# DESCRIPTION OF THE TASK
From the first record to the last, write each one out again exactly.

====

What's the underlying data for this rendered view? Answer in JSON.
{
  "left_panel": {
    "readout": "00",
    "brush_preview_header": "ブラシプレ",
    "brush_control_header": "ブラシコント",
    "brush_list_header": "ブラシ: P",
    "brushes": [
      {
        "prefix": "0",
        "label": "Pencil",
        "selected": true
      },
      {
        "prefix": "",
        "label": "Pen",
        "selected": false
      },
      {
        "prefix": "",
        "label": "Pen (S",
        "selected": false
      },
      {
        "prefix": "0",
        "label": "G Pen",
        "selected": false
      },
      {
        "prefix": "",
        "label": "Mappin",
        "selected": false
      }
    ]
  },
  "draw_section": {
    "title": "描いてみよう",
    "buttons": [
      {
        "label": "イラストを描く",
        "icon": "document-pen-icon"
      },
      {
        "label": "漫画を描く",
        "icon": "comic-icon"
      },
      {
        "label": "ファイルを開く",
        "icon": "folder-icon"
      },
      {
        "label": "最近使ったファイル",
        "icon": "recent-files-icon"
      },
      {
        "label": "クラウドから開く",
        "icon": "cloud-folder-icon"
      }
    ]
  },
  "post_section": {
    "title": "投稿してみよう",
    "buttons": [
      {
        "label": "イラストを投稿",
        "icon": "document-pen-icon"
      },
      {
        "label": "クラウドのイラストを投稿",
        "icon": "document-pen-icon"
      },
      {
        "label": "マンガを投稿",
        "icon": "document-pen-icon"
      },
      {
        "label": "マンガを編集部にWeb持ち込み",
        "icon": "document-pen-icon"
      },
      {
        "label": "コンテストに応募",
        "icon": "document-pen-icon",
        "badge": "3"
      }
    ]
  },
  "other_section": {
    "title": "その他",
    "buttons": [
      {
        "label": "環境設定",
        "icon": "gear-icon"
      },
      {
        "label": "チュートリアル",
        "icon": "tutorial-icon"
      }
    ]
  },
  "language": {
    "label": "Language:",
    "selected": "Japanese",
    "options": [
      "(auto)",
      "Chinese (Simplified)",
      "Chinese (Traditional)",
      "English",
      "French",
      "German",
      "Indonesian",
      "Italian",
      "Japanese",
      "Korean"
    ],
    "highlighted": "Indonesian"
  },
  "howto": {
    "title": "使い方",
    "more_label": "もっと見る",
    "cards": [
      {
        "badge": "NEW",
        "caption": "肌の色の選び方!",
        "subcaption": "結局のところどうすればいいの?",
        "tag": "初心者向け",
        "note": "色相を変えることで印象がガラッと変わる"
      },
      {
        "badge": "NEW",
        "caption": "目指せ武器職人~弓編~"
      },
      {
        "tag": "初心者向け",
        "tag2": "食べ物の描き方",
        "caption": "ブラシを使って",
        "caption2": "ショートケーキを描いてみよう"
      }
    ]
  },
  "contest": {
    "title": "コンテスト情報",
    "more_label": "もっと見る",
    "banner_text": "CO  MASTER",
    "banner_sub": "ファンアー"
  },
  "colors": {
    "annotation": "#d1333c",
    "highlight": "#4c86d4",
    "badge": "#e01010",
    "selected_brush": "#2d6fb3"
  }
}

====

# OUTPUT
What's the underlying data for this rendered view? Answer in JSON.
{
  "left_panel": {
    "readout": "00",
    "brush_preview_header": "ブラシプレ",
    "brush_control_header": "ブラシコント",
    "brush_list_header": "ブラシ: P",
    "brushes": [
      {
        "prefix": "0",
        "label": "Pencil",
        "selected": true
      },
      {
        "prefix": "",
        "label": "Pen",
        "selected": false
      },
      {
        "prefix": "",
        "label": "Pen (S",
        "selected": false
      },
      {
        "prefix": "0",
        "label": "G Pen",
        "selected": false
      },
      {
        "prefix": "",
        "label": "Mappin",
        "selected": false
      }
    ]
  },
  "draw_section": {
    "title": "描いてみよう",
    "buttons": [
      {
        "label": "イラストを描く",
        "icon": "document-pen-icon"
      },
      {
        "label": "漫画を描く",
        "icon": "comic-icon"
      },
      {
        "label": "ファイルを開く",
        "icon": "folder-icon"
      },
      {
        "label": "最近使ったファイル",
        "icon": "recent-files-icon"
      },
      {
        "label": "クラウドから開く",
        "icon": "cloud-folder-icon"
      }
    ]
  },
  "post_section": {
    "title": "投稿してみよう",
    "buttons": [
      {
        "label": "イラストを投稿",
        "icon": "document-pen-icon"
      },
      {
        "label": "クラウドのイラストを投稿",
        "icon": "document-pen-icon"
      },
      {
        "label": "マンガを投稿",
        "icon": "document-pen-icon"
      },
      {
        "label": "マンガを編集部にWeb持ち込み",
        "icon": "document-pen-icon"
      },
      {
        "label": "コンテストに応募",
        "icon": "document-pen-icon",
        "badge": "3"
      }
    ]
  },
  "other_section": {
    "title": "その他",
    "buttons": [
      {
        "label": "環境設定",
        "icon": "gear-icon"
      },
      {
        "label": "チュートリアル",
        "icon": "tutorial-icon"
      }
    ]
  },
  "language": {
    "label": "Language:",
    "selected": "Japanese",
    "options": [
      "(auto)",
      "Chinese (Simplified)",
      "Chinese (Traditional)",
      "English",
      "French",
      "German",
      "Indonesian",
      "Italian",
      "Japanese",
      "Korean"
    ],
    "highlighted": "Indonesian"
  },
  "howto": {
    "title": "使い方",
    "more_label": "もっと見る",
    "cards": [
      {
        "badge": "NEW",
        "caption": "肌の色の選び方!",
        "subcaption": "結局のところどうすればいいの?",
        "tag": "初心者向け",
        "note": "色相を変えることで印象がガラッと変わる"
      },
      {
        "badge": "NEW",
        "caption": "目指せ武器職人~弓編~"
      },
      {
        "tag": "初心者向け",
        "tag2": "食べ物の描き方",
        "caption": "ブラシを使って",
        "caption2": "ショートケーキを描いてみよう"
      }
    ]
  },
  "contest": {
    "title": "コンテスト情報",
    "more_label": "もっと見る",
    "banner_text": "CO  MASTER",
    "banner_sub": "ファンアー"
  },
  "colors": {
    "annotation": "#d1333c",
    "highlight": "#4c86d4",
    "badge": "#e01010",
    "selected_brush": "#2d6fb3"
  }
}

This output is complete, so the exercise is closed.